In a multi-disciplinary research project led by the Faculty of Engineering, the University of Hong Kong (HKU) has successfully developed a new optical microcopy approach which integrates existing fiber-optic and laser technologies, called Asymmetric-detection Time-stretch Optical Microscopy (ATOM) that can capture images of moving cells up to 10,000 times faster than existing camera technologies. This achieves unusually fast, more accurate and more efficient optical imaging of biological cells and will certainly benefit rare cancer cells detection and other high-throughput clinical diagnostics.
Traditionally, flow cytometry is used for counting and differentiating microscopic blood cells for medical diagnostics based on quantitative analysis without grasping the features of each cell. When incorporated with ATOM, it will become a valuable tool for studying the characteristics of individual cells in a very large population with high accuracy and efficiency. This technology can capture images of the ultrafast-moving living cells (such as blood cells) with cellular resolution in flow at a speed as high as 10 meters per second, which corresponds to an imaging throughput of 100,000 cells-per-second, and is 1,000 to 10,000 times faster than any existing CCD/CMOS camera technologies. Moreover, it can analyze massive data in a short period of time and can thus improve the accuracy of early cancer cells detection and post-treatment relapse monitoring. As regards industrial application, this technique can potentially be used in "Web Inspection" and "Surface Inspection" for quality control.
The research group is led by Dr. Kevin Tsia Kin-man of the Department of Electrical and Electronic Engineering (also in Medical Engineering Program) with members including Dr. Anderson Shum Ho-cheung of the Department of Mechanical Engineering, Dr. Kenneth Wong Kin-yip of the Department of Electrical and Electronic Engineering and Professor Godfrey Chan Chi-fung of the Department of Pediatrics and Adolescent Medicine, Li Ka Shing Faculty of Medicine.

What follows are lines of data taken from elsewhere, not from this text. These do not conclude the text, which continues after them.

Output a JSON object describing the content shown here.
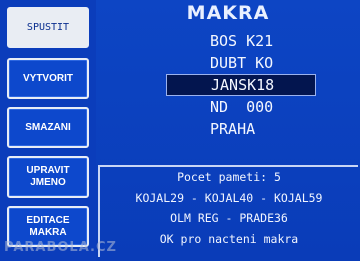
{
  "title": "MAKRA",
  "sidebar": {
    "buttons": [
      {
        "label": "SPUSTIT",
        "active": true
      },
      {
        "label": "VYTVORIT",
        "active": false
      },
      {
        "label": "SMAZANI",
        "active": false
      },
      {
        "label": "UPRAVIT\nJMENO",
        "active": false
      },
      {
        "label": "EDITACE\nMAKRA",
        "active": false
      }
    ]
  },
  "macros": {
    "items": [
      "BOS K21",
      "DUBT KO",
      "JANSK18",
      "ND  000",
      "PRAHA"
    ],
    "selected_index": 2
  },
  "info": {
    "memory_count": "Pocet pameti: 5",
    "line2": "KOJAL29 - KOJAL40 - KOJAL59",
    "line3": "OLM REG - PRADE36",
    "line4": "OK pro nacteni makra"
  },
  "watermark": "PARABOLA.CZ",
  "colors": {
    "background": "#0d45c4",
    "selected_item_bg": "#03154f",
    "active_button_bg": "#e9edf3"
  }
}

Dr. Kevin Tsia Kin-man said: “Biomedical and Health Technologies have been identified as one of the strategic research areas of the Faculty of Engineering, HKU. Over the past few years, we have been undertaking researches in Biomedical Engineering, particularly in biomedical imaging technologies. ATOM is one of the key technologies developed in our group that provides the best combination of high-contrast cellular microscopy and high-speed imaging. Realizing such capability has been challenging, yet mandated for high-precision, high-throughput screening in clinical diagnostics and basic research in life sciences. For example, existing imaging technologies are unable to efficiently spot a few rare cancer cells out of millions to billions of blood cells in a drop of blood. ATOM is especially pertinent to early cancer detection or post-chemotherapy relapse detection and could play an important role in advancing early cancer diagnosis. This will also be the main focus of our on-going research with this new technique”.
Professor Godfrey Chan Chi-fung added: “ATOM is an important advance in imaging technology that enables medical professions to visualize a great number of cells in ultrafast speed. Given the dynamics of cells are closely linked with human disease, this technology can facilitate identification of early cancer cells in flowing blood more accurately and efficiently. The development and application of ATOM holds great assistance and promise for biomedical diagnostics in the future.”